An Iraqi pollster claims empowering religious paramilitary groups to counter the Islamic State (Isis) could be counterproductive.

The recent emergence online of footage showing Shi'ite militiamen burning a jihadi fighter in Iraq is a case in point and reinforces fears that the country could as a result be further split along sectarian lines.

The clip depicts a group of fighters, including one wearing the insignia of an umbrella Shi'ite volunteer force, the Popular Mobilisation, hanging a man upside down and burning him alive.

The video emerged on Facebook after Shi'ite paramilitary groups took part in a counter offensive on the capital of Anbar province, Ramadi.

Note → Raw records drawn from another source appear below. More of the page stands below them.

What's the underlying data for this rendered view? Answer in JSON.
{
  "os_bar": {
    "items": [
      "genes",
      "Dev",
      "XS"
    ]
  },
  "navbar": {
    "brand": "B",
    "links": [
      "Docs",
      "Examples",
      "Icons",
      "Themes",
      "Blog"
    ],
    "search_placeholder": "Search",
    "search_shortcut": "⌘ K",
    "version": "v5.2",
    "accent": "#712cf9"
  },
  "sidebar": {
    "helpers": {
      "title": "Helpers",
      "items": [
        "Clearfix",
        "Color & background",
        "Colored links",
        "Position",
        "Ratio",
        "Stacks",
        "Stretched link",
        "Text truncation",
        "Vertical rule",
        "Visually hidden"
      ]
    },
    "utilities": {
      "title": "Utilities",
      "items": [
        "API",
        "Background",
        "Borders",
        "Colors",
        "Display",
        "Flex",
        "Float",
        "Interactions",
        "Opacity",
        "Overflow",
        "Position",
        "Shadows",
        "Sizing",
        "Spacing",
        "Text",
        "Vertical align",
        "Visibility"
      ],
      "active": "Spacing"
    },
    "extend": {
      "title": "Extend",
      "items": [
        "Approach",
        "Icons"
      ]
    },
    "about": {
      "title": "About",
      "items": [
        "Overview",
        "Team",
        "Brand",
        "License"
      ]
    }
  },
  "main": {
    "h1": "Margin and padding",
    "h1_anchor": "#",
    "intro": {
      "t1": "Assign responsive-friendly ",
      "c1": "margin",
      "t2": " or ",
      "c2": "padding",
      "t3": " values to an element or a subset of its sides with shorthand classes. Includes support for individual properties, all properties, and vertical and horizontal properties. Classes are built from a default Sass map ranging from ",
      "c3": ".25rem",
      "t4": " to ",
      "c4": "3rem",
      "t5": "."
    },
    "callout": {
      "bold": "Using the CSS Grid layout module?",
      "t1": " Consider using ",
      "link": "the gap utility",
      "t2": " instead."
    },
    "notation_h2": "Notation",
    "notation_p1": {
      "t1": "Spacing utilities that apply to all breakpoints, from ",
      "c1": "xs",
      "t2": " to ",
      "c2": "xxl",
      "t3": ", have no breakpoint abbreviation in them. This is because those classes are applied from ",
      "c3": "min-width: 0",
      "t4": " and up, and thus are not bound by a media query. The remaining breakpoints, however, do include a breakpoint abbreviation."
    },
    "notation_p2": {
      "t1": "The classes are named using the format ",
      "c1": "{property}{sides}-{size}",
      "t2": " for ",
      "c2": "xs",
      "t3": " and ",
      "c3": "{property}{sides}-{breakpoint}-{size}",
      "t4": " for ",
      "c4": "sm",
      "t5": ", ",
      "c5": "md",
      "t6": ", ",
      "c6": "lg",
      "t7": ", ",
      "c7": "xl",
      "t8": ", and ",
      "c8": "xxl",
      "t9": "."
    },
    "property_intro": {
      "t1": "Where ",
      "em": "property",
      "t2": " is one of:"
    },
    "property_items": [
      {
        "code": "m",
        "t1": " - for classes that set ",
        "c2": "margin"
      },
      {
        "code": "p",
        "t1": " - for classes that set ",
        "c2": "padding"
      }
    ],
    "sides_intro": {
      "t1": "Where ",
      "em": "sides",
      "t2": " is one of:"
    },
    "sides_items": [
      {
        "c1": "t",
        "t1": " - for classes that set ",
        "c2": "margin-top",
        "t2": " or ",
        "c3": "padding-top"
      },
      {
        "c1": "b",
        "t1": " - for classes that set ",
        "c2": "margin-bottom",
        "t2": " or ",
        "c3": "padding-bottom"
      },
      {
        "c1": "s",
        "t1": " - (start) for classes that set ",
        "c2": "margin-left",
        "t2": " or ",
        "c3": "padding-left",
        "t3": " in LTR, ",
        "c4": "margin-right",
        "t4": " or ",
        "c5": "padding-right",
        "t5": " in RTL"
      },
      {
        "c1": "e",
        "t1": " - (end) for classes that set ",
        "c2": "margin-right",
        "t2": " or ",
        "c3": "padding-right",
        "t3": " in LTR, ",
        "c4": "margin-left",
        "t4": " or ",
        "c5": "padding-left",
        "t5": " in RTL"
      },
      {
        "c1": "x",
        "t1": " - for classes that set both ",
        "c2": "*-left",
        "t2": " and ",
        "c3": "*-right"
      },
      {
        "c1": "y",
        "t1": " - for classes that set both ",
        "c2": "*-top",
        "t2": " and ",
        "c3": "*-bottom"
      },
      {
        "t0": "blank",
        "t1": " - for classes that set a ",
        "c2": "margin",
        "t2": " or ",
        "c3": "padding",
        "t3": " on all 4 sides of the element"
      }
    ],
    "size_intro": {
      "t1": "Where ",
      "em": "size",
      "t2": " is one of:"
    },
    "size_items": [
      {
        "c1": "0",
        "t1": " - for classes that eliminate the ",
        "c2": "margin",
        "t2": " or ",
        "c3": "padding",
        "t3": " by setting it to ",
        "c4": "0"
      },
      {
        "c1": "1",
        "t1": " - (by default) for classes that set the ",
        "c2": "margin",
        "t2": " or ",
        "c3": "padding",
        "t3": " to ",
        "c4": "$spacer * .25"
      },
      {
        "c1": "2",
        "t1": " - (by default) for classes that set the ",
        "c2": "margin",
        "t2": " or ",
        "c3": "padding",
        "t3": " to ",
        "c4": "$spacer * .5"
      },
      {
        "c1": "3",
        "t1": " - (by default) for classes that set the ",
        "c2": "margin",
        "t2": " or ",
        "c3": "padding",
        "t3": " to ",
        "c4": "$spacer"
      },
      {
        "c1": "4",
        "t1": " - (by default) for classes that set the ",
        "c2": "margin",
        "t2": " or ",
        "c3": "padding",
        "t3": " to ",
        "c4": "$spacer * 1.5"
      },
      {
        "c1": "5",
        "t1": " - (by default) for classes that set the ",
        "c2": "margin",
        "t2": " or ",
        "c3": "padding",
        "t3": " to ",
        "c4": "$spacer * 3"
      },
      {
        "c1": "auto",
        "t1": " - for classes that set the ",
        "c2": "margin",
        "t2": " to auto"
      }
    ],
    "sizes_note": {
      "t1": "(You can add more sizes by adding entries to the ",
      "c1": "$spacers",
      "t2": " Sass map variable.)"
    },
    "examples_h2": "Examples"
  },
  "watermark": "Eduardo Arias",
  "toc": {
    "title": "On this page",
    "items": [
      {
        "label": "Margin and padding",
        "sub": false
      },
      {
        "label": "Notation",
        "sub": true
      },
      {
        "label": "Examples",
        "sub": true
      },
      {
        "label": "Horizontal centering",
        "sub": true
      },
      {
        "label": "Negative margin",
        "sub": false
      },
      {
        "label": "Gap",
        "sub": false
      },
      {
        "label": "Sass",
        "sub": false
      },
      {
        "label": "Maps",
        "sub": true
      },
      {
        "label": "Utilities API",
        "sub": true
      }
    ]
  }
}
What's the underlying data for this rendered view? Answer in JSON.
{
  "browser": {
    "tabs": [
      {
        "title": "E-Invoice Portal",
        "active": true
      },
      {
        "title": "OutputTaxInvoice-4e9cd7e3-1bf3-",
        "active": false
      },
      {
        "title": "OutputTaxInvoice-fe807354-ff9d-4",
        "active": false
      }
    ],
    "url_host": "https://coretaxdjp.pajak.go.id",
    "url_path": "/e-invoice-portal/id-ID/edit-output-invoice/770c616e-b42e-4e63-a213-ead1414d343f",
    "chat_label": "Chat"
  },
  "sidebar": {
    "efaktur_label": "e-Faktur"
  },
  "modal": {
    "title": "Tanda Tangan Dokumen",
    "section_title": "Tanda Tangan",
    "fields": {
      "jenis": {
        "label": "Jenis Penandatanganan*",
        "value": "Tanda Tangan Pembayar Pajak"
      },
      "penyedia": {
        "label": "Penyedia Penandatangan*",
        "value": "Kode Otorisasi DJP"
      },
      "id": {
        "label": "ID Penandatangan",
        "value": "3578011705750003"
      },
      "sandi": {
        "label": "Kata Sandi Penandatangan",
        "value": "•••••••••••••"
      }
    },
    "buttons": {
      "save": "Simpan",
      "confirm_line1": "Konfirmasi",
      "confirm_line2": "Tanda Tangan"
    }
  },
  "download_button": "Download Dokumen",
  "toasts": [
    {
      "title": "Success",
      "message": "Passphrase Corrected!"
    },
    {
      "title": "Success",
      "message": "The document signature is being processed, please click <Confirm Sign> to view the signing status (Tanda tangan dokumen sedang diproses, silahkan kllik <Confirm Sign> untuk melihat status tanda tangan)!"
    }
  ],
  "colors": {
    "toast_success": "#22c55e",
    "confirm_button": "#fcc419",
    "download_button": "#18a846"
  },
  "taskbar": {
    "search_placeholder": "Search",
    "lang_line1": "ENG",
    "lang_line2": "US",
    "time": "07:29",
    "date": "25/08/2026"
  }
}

A recent study by Iraqi pollster IIACSS showed how the decision to deploy Shi'ite militias to wrestle back areas that fell to IS was likely to push Iraqi Sunnis towards the extremist group, fuelling the country's divide.

The survey was conducted in three tranches over one year, starting in June 2014 when IS seized Iraq's second largest city, Mosul, and declared the establishment of a caliphate.

IIACSS said it interviewed more than 2,000 people nationwide, including in areas controlled by IS, with the last sample of 800 individuals surveyed in April.

Opposition to Islamic State

Both Sunnis and Shi'ites participants overwhelmingly said they oppose IS, preferring a secular state instead, and feel fighting the radical Sunni group is a priority.

Despite the spectacular collapse of Iraqi forces in 2014, most interviewees still perceived the army as the institution better placed to return the country to normality, while Shi'ite militias are feared and distrusted, especially in the areas they have to liberate.

According to a section of the poll surveying only Sunnis, almost 65% of them said the army had a positive influence upon the internal situation in Iraq, while an overwhelming majority (between 63% and 76%) said Shi'ite militias acted as a negative force in the conflict scenario.

Only IS scored more, with 94.4% of Sunni Iraqis describing its influence as negative.

Some 66% of respondents said they were concerned about the deployment of Popular Mobilization Forces, in the Tikrit area.

The share was significantly higher in Anbar (76.6%) and Nainawa (86.9%), where Ramadi and Mosul are located.

A staggering 85.5% of Sunni motived their unease saying they feared acts of revenge similar to those depicted in the video.

A lesser evil

IS seemed to be perceived as a lesser evil if compared to Shi'ite militias. Only 2% of those surveyed said they preferred to live under the jihadi group against 98% favouring Baghdad's government, despite its clear Shi'ite-leaning stance.

But the proportion changed dramatically in response to a question asking whether living under IS was better than allowing Shi'ite militias to enter Tikrit's Saladin Governorate and Mosul, with 45% answering it was.

"This is a clear indicator that if you want to defeat IS you should rely more on Iraqi national institutions" said IIACSS founder and Ceo Munqith Dagher. "You cannot liberate these areas using these militias".

The decision to use the Popular Mobilisation in Ramadi, which fell to IS in May, was supported by a US-led coalition that had initially opposed such moves.

Foreign involvement was also not well received, with almost 87% of interviewees being wary of Iran's support against IS and 51.5% similarly distrusting a US-led international coalition.

Interestingly, adverse sentiment towards Tehran was sky high in the embattled provinces of Anbar (90.7%) and Nainawa (97%).

'Challenge the narrative' to make progress

"If we want to make progress in fighting Islamic State we must challenge the narrative that they are so successfully pushing, that means understanding how we can build a bridge between Sunnis and Shi'ite in Iraq," Dagher wrote in an accompanying article co-written by Johnny Heald of London-based pollster ORB International.

The task seemed to be quite difficult, as data collected across the nation from 2008 to 2014 underscored a sharp decline in Iraqis describing themselves as "Iraqi above all" from 80% to only 40%.